The Mavericks’ weakness has been exposed in the Western Conference finals versus the Warriors.
Owned by “Shark Tank” star Mark Cuban, the Mavericks, who trailed 3-0 entering Game 4 on Tuesday night in Dallas, need a big shark — a 7-foot, rim-protecting, shot-blocking center — to patrol the paint .
Dallas doesn’t have cap space this summer, just a $6.4 million taxpayer midlevel exception. Hence, there’s speculation Cuban and Knicks owner James Dolan could dance during free agency, put together a sign-and-trade package with the Mavercks’ Jalen Brunson and the Knicks’ 7-foot Mitchell Robinson as central characters.
According to former Nets capologist and ESPN financial guru Bobby Marks, however, such as deal is a virtual mathematical impossibility.

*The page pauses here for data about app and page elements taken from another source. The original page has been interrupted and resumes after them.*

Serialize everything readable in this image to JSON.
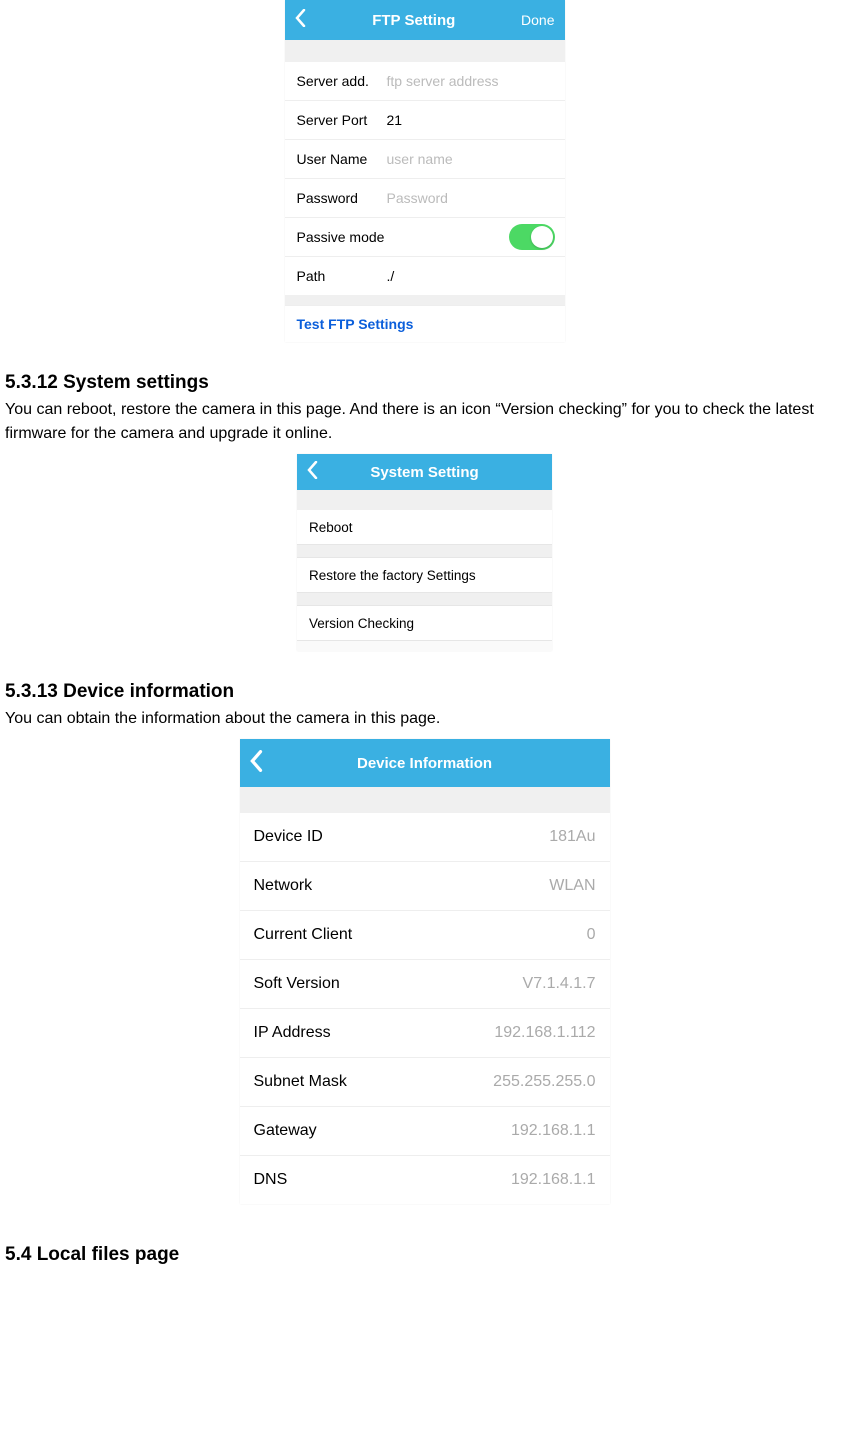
{
  "ftp": {
    "title": "FTP Setting",
    "done": "Done",
    "server_add_label": "Server add.",
    "server_add_placeholder": "ftp server address",
    "server_port_label": "Server Port",
    "server_port_value": "21",
    "user_name_label": "User Name",
    "user_name_placeholder": "user name",
    "password_label": "Password",
    "password_placeholder": "Password",
    "passive_mode_label": "Passive mode",
    "path_label": "Path",
    "path_value": "./",
    "test_link": "Test FTP Settings"
  },
  "sec_system": {
    "heading": "5.3.12 System settings",
    "body": "You can reboot, restore the camera in this page. And there is an icon “Version checking” for you to check the latest firmware for the camera and upgrade it online."
  },
  "system": {
    "title": "System Setting",
    "reboot": "Reboot",
    "restore": "Restore the factory Settings",
    "version": "Version Checking"
  },
  "sec_device": {
    "heading": "5.3.13 Device information",
    "body": "You can obtain the information about the camera in this page."
  },
  "device": {
    "title": "Device Information",
    "rows": {
      "device_id_label": "Device ID",
      "device_id_value": "181Au",
      "network_label": "Network",
      "network_value": "WLAN",
      "current_client_label": "Current Client",
      "current_client_value": "0",
      "soft_version_label": "Soft Version",
      "soft_version_value": "V7.1.4.1.7",
      "ip_address_label": "IP Address",
      "ip_address_value": "192.168.1.112",
      "subnet_mask_label": "Subnet Mask",
      "subnet_mask_value": "255.255.255.0",
      "gateway_label": "Gateway",
      "gateway_value": "192.168.1.1",
      "dns_label": "DNS",
      "dns_value": "192.168.1.1"
    }
  },
  "sec_local": {
    "heading": "5.4 Local files page"
  }
}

Because both Robinson and Brunson were second-round picks in 2018 who signed minimum contracts, they will be considered base-year compensation players. An equal trade of salary money can’t be done, even if the players’ new actual wages match exactly.
The mathematics can’t work because their new salaries would count differently in a sign-and-trade scenario. For instance, Brunson’s projected $20 million salary would count as $10 million coming to the Knicks.
At the NBA Draft Combine, Marks said it was “close to impossible” to make it work.
“I have never seen two base-year players traded for each other on a sign-and-trade,” Marks said. “It’s like putting together a Rubik’s cube. One side might work, but not the other.”
Another issue is the Mavericks are so close to the hard cap even without Brunson. According to collective bargaining agreement rules, Dallas can’t go over the $157 million hard cap in a sign-and-trade and is already at $153 million without Brunson. The Mavericks would have to trade other players first.
Marks said the best-case scenario would be to have other players substituted for Robinson in a sign-and trade with Dallas. Marks said a package of Cam Reddish and Kemba Walker plus giving the Mavericks back their 2023 first-round pick could work. But Marks doubts Dallas wants to take back players and a third team might be required to take the Knicks’ players.
Meanwhile, Robinson’s free-agent market value may have intensified because of the lottery results. The Pistons fell from a top 3 perch to No. 5. That puts Detroit out of range for coveted 7-foot center Chet Holmgren.
An NBA source told The Post recently the Pistons would pursue Robinson if they don’t land Holmgren in the draft.
Before Robinson hits free agency on July 1, the Knicks can still sign an extension with him at a max amount of four years, $55 million — or $13.7 million per year. Robinson is a unique old-school center, so beauty is in the eye of the beholder when it comes to its worth in the center-diminished NBA.
“I think there’s little chance he goes backunless the market is not what he thinks it is or if the Knicks overpay,” one NBA executive said.
Though Knicks president Leon Rose didn’t draft Robinson (he’s the pride and joy of general manager Scott Perry), he would not rule out an agreement when he spoke on April 10 to MSG Network.
“With Mitchell there has been ongoing discussions throughout the year with his agent and those discussions will continue, will continue for the remainder of the time till free agency,” Rose said.
Robinson stayed healthy this past season after being injury-plagued his first three seasons. But one thing to bear in mind is that when the Knicks were at their winning peak in the 2020-21 season, Nerlens Noel was starting center while Robinson rehabbed a broken foot.
“Everything is taken into account,” Rose said. ”You have to look at that. You have to look at the injury history. You have to look at all those things in making your decision, but for the most part, I thought he did a really good job this year.”
Robinson has given passive-aggressive signals of not being happy and The Post reported in February that if he reaches free agency, he likely will be gone† Robinson’s social media messages have veered toward complaints about his offensive role. In his time with the Knicks, Robinson has been just a put-back and lob guy.
His uncle tweeted last spring, “Knicks don’t believe in passing the ball to their bigs. Lowkey like the knicks but can’t wait for my nephew to get out of there.”
Robinson posted a since-deleted message on social media:
“Everyone knows when everybody gets involved and the ball moving and everyone touching the ball, the energy and effort goes to another level. (L)et me (ask) you this, and be 100% with your answer; how would you feel just running up and down the court for 48 or even for 20 minutes?”